##### INPUT

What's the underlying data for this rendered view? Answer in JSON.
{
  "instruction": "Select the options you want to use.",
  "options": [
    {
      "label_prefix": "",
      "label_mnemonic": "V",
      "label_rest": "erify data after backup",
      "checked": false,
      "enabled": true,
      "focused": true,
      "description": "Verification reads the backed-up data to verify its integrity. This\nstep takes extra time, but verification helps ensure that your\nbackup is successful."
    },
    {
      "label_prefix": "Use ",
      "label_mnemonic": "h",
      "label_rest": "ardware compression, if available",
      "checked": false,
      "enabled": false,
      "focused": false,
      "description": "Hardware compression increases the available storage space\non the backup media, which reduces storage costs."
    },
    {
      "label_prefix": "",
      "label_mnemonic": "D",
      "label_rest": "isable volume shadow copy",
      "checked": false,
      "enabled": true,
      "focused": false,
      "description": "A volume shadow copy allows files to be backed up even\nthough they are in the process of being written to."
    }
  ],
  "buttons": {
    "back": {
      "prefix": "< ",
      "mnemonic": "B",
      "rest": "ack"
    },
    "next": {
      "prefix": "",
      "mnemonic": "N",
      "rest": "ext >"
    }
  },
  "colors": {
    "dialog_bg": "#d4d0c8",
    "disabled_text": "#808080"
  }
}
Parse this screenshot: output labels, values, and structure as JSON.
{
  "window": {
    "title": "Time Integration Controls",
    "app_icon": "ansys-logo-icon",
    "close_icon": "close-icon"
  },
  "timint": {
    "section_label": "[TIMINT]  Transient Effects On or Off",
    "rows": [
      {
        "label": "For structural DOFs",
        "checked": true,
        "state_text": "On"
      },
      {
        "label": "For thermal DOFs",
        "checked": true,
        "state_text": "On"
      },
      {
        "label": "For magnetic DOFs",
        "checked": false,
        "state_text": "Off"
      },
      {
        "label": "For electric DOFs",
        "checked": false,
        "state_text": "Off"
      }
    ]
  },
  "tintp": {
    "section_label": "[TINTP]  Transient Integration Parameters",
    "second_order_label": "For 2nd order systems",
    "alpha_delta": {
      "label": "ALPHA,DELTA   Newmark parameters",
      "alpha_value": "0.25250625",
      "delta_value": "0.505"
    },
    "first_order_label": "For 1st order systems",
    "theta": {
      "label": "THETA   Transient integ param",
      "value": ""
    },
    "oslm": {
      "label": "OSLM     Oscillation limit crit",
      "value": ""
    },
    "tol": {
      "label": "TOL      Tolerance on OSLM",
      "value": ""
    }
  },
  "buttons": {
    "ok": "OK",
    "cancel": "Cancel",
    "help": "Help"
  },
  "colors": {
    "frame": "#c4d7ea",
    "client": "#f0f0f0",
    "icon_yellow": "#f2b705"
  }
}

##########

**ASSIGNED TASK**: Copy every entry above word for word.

**ANSWER TO THIS PROBLEM**:
What's the underlying data for this rendered view? Answer in JSON.
{
  "instruction": "Select the options you want to use.",
  "options": [
    {
      "label_prefix": "",
      "label_mnemonic": "V",
      "label_rest": "erify data after backup",
      "checked": false,
      "enabled": true,
      "focused": true,
      "description": "Verification reads the backed-up data to verify its integrity. This\nstep takes extra time, but verification helps ensure that your\nbackup is successful."
    },
    {
      "label_prefix": "Use ",
      "label_mnemonic": "h",
      "label_rest": "ardware compression, if available",
      "checked": false,
      "enabled": false,
      "focused": false,
      "description": "Hardware compression increases the available storage space\non the backup media, which reduces storage costs."
    },
    {
      "label_prefix": "",
      "label_mnemonic": "D",
      "label_rest": "isable volume shadow copy",
      "checked": false,
      "enabled": true,
      "focused": false,
      "description": "A volume shadow copy allows files to be backed up even\nthough they are in the process of being written to."
    }
  ],
  "buttons": {
    "back": {
      "prefix": "< ",
      "mnemonic": "B",
      "rest": "ack"
    },
    "next": {
      "prefix": "",
      "mnemonic": "N",
      "rest": "ext >"
    }
  },
  "colors": {
    "dialog_bg": "#d4d0c8",
    "disabled_text": "#808080"
  }
}
Parse this screenshot: output labels, values, and structure as JSON.
{
  "window": {
    "title": "Time Integration Controls",
    "app_icon": "ansys-logo-icon",
    "close_icon": "close-icon"
  },
  "timint": {
    "section_label": "[TIMINT]  Transient Effects On or Off",
    "rows": [
      {
        "label": "For structural DOFs",
        "checked": true,
        "state_text": "On"
      },
      {
        "label": "For thermal DOFs",
        "checked": true,
        "state_text": "On"
      },
      {
        "label": "For magnetic DOFs",
        "checked": false,
        "state_text": "Off"
      },
      {
        "label": "For electric DOFs",
        "checked": false,
        "state_text": "Off"
      }
    ]
  },
  "tintp": {
    "section_label": "[TINTP]  Transient Integration Parameters",
    "second_order_label": "For 2nd order systems",
    "alpha_delta": {
      "label": "ALPHA,DELTA   Newmark parameters",
      "alpha_value": "0.25250625",
      "delta_value": "0.505"
    },
    "first_order_label": "For 1st order systems",
    "theta": {
      "label": "THETA   Transient integ param",
      "value": ""
    },
    "oslm": {
      "label": "OSLM     Oscillation limit crit",
      "value": ""
    },
    "tol": {
      "label": "TOL      Tolerance on OSLM",
      "value": ""
    }
  },
  "buttons": {
    "ok": "OK",
    "cancel": "Cancel",
    "help": "Help"
  },
  "colors": {
    "frame": "#c4d7ea",
    "client": "#f0f0f0",
    "icon_yellow": "#f2b705"
  }
}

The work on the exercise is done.